THEATER — ‘Corduroy’

Don Freeman’s classic children’s book “Corduroy” comes to the stage in a new adaptation by Barry Kornhauser. A little department store bear looking for a home and friendship goes in search of a missing button from his overalls after a young girl’s mother refuses to purchase him. Jean Claudio stars as Corduroy and Tia Pinson is Lisa, the little girl who wants to be his friend. Jamal Howard directs the Emerald City Theatre production. March 1-April 20 at Athenaeum Theatre, 2936 N. Southport.

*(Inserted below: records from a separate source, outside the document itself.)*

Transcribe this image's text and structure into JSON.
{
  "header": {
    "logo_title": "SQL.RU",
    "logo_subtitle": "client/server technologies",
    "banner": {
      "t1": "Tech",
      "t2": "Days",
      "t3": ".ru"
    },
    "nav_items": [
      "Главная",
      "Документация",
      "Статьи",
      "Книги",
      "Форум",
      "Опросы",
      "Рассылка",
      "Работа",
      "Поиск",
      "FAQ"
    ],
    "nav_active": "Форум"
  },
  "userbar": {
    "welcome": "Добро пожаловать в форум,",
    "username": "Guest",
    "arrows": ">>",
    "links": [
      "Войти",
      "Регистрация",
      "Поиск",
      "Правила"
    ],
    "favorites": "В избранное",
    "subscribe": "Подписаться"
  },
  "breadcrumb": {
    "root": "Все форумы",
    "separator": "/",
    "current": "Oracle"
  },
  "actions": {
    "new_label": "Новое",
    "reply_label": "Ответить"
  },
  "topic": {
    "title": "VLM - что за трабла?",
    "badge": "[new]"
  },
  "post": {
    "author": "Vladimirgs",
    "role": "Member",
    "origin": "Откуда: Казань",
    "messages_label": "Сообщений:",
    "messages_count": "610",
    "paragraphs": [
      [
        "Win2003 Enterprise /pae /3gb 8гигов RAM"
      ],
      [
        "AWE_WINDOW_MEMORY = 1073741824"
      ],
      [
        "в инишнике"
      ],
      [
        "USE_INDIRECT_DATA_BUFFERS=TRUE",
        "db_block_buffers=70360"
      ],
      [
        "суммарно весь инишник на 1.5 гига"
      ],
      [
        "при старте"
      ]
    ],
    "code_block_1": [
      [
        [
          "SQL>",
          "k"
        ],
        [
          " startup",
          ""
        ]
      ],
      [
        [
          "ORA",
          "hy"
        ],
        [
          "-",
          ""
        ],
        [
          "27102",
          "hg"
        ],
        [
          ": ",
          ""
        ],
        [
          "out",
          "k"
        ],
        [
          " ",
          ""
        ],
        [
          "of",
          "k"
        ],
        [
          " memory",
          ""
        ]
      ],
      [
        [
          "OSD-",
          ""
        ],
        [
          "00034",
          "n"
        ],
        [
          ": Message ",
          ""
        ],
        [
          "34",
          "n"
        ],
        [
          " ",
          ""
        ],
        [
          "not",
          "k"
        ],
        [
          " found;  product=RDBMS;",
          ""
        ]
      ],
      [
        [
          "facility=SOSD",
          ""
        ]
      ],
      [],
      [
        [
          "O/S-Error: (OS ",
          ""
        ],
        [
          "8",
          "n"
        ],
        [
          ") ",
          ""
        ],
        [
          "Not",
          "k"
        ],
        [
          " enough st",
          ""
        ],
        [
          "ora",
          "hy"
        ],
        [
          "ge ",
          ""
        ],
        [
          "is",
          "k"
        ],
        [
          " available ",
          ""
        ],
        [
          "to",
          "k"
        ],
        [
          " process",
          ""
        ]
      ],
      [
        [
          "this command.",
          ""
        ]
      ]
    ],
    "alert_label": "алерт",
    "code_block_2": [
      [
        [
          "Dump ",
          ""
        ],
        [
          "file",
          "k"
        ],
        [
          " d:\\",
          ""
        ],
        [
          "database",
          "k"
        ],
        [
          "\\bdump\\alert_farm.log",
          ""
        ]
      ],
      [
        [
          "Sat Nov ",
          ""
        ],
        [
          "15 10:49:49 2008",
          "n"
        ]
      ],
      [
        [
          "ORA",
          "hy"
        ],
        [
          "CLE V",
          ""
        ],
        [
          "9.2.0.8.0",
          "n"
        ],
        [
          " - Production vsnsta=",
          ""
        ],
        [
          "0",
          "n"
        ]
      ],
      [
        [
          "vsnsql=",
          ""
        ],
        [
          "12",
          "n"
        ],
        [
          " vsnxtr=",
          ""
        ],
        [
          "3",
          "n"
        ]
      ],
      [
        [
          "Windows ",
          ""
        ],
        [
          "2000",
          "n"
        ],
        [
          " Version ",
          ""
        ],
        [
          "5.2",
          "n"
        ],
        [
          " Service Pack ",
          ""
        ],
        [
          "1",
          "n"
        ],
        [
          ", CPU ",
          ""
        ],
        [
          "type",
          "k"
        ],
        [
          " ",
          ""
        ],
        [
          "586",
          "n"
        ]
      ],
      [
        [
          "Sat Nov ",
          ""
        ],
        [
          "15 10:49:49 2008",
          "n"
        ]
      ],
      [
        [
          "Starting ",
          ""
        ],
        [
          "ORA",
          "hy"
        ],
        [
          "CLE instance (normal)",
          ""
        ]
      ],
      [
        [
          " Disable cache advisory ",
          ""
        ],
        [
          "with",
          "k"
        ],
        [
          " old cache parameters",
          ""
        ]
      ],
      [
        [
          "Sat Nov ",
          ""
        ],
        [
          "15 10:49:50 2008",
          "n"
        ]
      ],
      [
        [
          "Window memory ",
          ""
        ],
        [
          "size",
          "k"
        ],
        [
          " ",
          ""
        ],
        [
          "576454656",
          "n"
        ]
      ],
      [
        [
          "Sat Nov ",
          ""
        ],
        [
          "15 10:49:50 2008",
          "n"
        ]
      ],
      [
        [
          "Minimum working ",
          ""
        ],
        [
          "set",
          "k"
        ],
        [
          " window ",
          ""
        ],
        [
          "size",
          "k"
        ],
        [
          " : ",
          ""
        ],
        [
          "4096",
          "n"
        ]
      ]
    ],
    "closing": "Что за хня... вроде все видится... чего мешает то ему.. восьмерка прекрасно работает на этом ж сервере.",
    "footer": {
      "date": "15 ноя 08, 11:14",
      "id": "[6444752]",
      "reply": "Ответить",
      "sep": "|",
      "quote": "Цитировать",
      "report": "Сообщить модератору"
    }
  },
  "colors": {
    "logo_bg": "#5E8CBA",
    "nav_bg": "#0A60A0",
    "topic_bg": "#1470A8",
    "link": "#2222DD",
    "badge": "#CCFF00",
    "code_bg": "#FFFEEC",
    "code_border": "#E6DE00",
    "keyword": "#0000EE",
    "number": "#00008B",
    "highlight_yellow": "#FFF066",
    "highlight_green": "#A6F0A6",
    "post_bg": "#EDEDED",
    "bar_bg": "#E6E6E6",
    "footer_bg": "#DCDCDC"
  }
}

Tickets: $22-$29.

MUSIC — The Way Down Wanderers

Way Down Wanderers | Keith Cotton Photo

Way Down Wanderers | Keith Cotton Photo

The Peoria-based quintet The Way Down Wanderers craft songs inspired by the heartland and filled with a unique blend of influences from their varied musical interests — bluegrass, rock, jazz, classical, pop and reggae — all topped by fine multi-part harmonies. Their live shows are fast-paced and soulful. Watch for the spoon solo. Edward and Graham open the show at 9 p.m. March 2 at Lincoln Hall, 2424 N. Lincoln. Tickets: $15, $18.

MUSIC — Lily and Madeleine

Lily and Madeleine | Fairlight Hubbard Photo

Lily and Madeleine | Fairlight Hubbard Photo

Sibling duo Lily and Madeleine explore the realities and emotional ups and downs of 21st century womanhood on their new album “Canterbury Girls.” The piano-based pop lets their individual talents shine while also showcasing the glorious harmonies that siblings so often naturally achieve. Brother Bird opens at 7 p.m. March 2 at Schubas, 3159 N. Southport. Tickets: $15.

MOVIES — One Earth Film Festival

Filmgoers can delve into topics relating to climate change, sustainability and the power of human involvement at the One Earth Film Festival. Thought-provoking environmental films are presented along with post-film discussions and other events. Dozens of films are presented in venues in Chicago and suburbs March 1-10. Admission to most films is free ($8 suggested donation) unless otherwise noted. For a complete schedule of films and locations, visit oneearthfilmfest.org.

MUSIC — Fleetwood Mac

John McVie (from left), Mick Fleetwood, Mike Campbell, Stevie Nicks, Christine McVie and Neil Finn of Fleetwood Mac. | Chris Delmas/AFP/Getty Images

Last seen at the United Center in October, Fleetwood Mac comes back around on another tour stop at 8 p.m. March 1. Since the ouster of Lindsey Buckingham last spring, core members Mick Fleetwood, John McVie, Stevie Nicks and Christine McVie have been joined by newcomers Mike Campbell of Tom Petty and the Heartbreakers and Neil Finn of Crowded House. Tickets start at $72.50.

Mary Houlihan is a local freelance writer.